Records from a data source
* * * *
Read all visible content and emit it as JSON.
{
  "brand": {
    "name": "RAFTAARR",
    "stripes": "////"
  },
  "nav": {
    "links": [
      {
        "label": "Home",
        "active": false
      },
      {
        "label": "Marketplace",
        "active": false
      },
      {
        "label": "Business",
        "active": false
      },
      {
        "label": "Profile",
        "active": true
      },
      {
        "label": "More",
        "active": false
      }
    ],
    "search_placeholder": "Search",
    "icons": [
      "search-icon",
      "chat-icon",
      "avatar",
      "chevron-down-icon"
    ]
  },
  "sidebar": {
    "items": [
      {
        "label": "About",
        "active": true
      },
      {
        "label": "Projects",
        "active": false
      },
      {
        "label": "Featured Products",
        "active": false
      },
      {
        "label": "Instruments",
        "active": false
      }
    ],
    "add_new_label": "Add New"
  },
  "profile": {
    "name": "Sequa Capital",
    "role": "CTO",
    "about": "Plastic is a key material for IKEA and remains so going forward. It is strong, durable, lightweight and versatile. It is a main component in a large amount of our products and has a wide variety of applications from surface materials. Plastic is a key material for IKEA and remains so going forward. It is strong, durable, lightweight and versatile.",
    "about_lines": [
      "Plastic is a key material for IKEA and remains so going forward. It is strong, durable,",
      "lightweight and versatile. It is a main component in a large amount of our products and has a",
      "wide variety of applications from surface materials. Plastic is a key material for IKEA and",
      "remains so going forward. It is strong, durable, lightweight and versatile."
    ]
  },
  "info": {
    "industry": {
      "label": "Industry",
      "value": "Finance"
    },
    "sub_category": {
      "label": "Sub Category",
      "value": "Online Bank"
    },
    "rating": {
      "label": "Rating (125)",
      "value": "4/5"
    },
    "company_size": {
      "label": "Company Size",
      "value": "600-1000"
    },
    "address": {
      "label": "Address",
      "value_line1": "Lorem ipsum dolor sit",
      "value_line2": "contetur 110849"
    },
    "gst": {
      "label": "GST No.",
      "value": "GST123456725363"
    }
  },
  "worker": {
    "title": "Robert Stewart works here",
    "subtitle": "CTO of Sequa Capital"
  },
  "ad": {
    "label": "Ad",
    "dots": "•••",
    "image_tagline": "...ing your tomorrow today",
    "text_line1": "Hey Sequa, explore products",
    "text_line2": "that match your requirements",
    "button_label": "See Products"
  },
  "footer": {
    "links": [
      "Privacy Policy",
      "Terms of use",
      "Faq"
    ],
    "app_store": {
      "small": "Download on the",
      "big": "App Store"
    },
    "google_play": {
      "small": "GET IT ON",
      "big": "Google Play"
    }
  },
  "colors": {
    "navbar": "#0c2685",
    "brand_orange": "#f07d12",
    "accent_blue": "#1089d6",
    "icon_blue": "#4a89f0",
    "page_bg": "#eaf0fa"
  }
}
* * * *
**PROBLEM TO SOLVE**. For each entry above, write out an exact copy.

**RESULT BELOW**.
Read all visible content and emit it as JSON.
{
  "brand": {
    "name": "RAFTAARR",
    "stripes": "////"
  },
  "nav": {
    "links": [
      {
        "label": "Home",
        "active": false
      },
      {
        "label": "Marketplace",
        "active": false
      },
      {
        "label": "Business",
        "active": false
      },
      {
        "label": "Profile",
        "active": true
      },
      {
        "label": "More",
        "active": false
      }
    ],
    "search_placeholder": "Search",
    "icons": [
      "search-icon",
      "chat-icon",
      "avatar",
      "chevron-down-icon"
    ]
  },
  "sidebar": {
    "items": [
      {
        "label": "About",
        "active": true
      },
      {
        "label": "Projects",
        "active": false
      },
      {
        "label": "Featured Products",
        "active": false
      },
      {
        "label": "Instruments",
        "active": false
      }
    ],
    "add_new_label": "Add New"
  },
  "profile": {
    "name": "Sequa Capital",
    "role": "CTO",
    "about": "Plastic is a key material for IKEA and remains so going forward. It is strong, durable, lightweight and versatile. It is a main component in a large amount of our products and has a wide variety of applications from surface materials. Plastic is a key material for IKEA and remains so going forward. It is strong, durable, lightweight and versatile.",
    "about_lines": [
      "Plastic is a key material for IKEA and remains so going forward. It is strong, durable,",
      "lightweight and versatile. It is a main component in a large amount of our products and has a",
      "wide variety of applications from surface materials. Plastic is a key material for IKEA and",
      "remains so going forward. It is strong, durable, lightweight and versatile."
    ]
  },
  "info": {
    "industry": {
      "label": "Industry",
      "value": "Finance"
    },
    "sub_category": {
      "label": "Sub Category",
      "value": "Online Bank"
    },
    "rating": {
      "label": "Rating (125)",
      "value": "4/5"
    },
    "company_size": {
      "label": "Company Size",
      "value": "600-1000"
    },
    "address": {
      "label": "Address",
      "value_line1": "Lorem ipsum dolor sit",
      "value_line2": "contetur 110849"
    },
    "gst": {
      "label": "GST No.",
      "value": "GST123456725363"
    }
  },
  "worker": {
    "title": "Robert Stewart works here",
    "subtitle": "CTO of Sequa Capital"
  },
  "ad": {
    "label": "Ad",
    "dots": "•••",
    "image_tagline": "...ing your tomorrow today",
    "text_line1": "Hey Sequa, explore products",
    "text_line2": "that match your requirements",
    "button_label": "See Products"
  },
  "footer": {
    "links": [
      "Privacy Policy",
      "Terms of use",
      "Faq"
    ],
    "app_store": {
      "small": "Download on the",
      "big": "App Store"
    },
    "google_play": {
      "small": "GET IT ON",
      "big": "Google Play"
    }
  },
  "colors": {
    "navbar": "#0c2685",
    "brand_orange": "#f07d12",
    "accent_blue": "#1089d6",
    "icon_blue": "#4a89f0",
    "page_bg": "#eaf0fa"
  }
}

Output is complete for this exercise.